“Mr. Coltrane plays a wind instrument. The sound is produced by blowing into it and opening different holes to let air out. Over some of these holes is a felt pad. One of Mr. Coltrane’s felt pads has fallen off, and in order for him to get the sound he wants, so that we can make better music for you, he is in the back making a new one. . .you dig?” 

The jazz critic Nat Hentoff called The Five Spot ‘the most significant jazz club since the clubs of Chicago in the twenties where Louise Armstrong played. The house group was Thelonious Monk and and John Coltrane. Musicians and lay people lined up three and four deep to get in.”  

Coltrane and Monk were followed by the bass player Charles Mingus and his group.

Allen Ginsberg told me “I got to know Charlie Mingus when he played at The Five Spot, and later at his wedding in Milbook, New York. I’d just come back from India and I knew monochromatic chanting – there were a lot of musicians interested in that mode, like Coltrane. I did a recording of it with Coltrane’s drummer. At Mingus’s wedding I was chanting mantras to Shiva, to Buddha. . .”

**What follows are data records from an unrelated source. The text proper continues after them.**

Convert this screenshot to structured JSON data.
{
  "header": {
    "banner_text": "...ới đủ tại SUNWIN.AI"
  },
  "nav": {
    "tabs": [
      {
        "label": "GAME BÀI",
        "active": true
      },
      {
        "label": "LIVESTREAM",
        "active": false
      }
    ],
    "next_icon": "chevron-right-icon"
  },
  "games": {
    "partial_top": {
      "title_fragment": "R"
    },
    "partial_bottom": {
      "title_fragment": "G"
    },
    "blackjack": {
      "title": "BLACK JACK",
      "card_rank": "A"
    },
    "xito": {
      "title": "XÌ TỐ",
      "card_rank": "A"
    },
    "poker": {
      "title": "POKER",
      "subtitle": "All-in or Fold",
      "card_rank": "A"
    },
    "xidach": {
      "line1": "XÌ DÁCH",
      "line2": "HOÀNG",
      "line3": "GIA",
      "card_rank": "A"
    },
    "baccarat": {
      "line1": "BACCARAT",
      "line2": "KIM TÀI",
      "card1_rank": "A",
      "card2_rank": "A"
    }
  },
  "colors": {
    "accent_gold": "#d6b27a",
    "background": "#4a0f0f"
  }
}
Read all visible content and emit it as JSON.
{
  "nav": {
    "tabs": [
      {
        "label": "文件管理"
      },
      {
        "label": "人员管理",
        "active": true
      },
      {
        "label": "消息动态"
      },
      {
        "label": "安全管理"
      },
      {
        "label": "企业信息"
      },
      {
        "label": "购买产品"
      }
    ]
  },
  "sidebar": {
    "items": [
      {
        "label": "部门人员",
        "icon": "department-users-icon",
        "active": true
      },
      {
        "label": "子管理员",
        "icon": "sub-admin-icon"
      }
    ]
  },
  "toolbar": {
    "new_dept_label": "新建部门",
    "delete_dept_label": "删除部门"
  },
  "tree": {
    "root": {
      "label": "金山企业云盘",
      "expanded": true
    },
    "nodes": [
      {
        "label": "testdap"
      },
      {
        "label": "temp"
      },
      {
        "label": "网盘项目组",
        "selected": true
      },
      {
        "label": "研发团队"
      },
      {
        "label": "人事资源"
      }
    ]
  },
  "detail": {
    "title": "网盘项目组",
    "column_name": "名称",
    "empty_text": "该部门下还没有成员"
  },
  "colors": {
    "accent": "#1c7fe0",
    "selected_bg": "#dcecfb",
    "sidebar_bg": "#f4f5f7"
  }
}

I heard Mingus more than once at The Five Spot. If people in the audience were talking, he stopped playing and waited for the talking to stop. He said if people wanted to talk they should go outside. If people continued talking, he ushered them out. The jazz musicians of New York in the Fifties brought dignity to their performances. One of the best and most creative groups was The Modern Jazz Quartet. They did not play in clubs or bars. They gave concerts. They wore tuxedos when they played. 

When I want to bring back the feel of the era, evoke the people and places, I play The Modern Jazz Quartet recording of their own composition, “No Sun in Venice.” Margot Hentoff, wife of the jazz critic and herself a fine writer said “The MJQ was the Fifties.”        There is a dvd documentary about Thelonious Monk called “Straight, No Chaser.” It shows his travels in New York and Europe and sometimes he sits down at the piano and plays songs like “Just a Gigolo” and “I Should Care.” He plays with an eloquence that makes the songs new. Still. Now. 

Dan Wakefield

Dan Wakefield